[Work to complete]:
Every entry in the listing below has to be given again exactly.

******

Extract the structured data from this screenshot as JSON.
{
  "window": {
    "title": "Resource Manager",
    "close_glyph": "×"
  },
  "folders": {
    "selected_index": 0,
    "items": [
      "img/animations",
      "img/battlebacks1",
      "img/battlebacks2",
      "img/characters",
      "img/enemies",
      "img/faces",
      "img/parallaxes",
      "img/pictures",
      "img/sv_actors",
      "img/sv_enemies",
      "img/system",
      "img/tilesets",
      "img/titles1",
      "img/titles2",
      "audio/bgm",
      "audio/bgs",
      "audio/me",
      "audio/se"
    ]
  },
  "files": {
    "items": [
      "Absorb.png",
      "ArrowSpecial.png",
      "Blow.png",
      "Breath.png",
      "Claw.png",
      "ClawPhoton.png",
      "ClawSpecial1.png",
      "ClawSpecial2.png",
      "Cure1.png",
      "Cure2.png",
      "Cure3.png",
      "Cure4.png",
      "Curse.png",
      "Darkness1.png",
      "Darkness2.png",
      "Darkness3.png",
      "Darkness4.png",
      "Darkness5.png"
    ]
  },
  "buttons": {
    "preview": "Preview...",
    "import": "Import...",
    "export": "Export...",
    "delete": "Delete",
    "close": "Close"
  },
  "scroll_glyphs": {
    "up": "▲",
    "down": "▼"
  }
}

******

[Output of the task]:
Extract the structured data from this screenshot as JSON.
{
  "window": {
    "title": "Resource Manager",
    "close_glyph": "×"
  },
  "folders": {
    "selected_index": 0,
    "items": [
      "img/animations",
      "img/battlebacks1",
      "img/battlebacks2",
      "img/characters",
      "img/enemies",
      "img/faces",
      "img/parallaxes",
      "img/pictures",
      "img/sv_actors",
      "img/sv_enemies",
      "img/system",
      "img/tilesets",
      "img/titles1",
      "img/titles2",
      "audio/bgm",
      "audio/bgs",
      "audio/me",
      "audio/se"
    ]
  },
  "files": {
    "items": [
      "Absorb.png",
      "ArrowSpecial.png",
      "Blow.png",
      "Breath.png",
      "Claw.png",
      "ClawPhoton.png",
      "ClawSpecial1.png",
      "ClawSpecial2.png",
      "Cure1.png",
      "Cure2.png",
      "Cure3.png",
      "Cure4.png",
      "Curse.png",
      "Darkness1.png",
      "Darkness2.png",
      "Darkness3.png",
      "Darkness4.png",
      "Darkness5.png"
    ]
  },
  "buttons": {
    "preview": "Preview...",
    "import": "Import...",
    "export": "Export...",
    "delete": "Delete",
    "close": "Close"
  },
  "scroll_glyphs": {
    "up": "▲",
    "down": "▼"
  }
}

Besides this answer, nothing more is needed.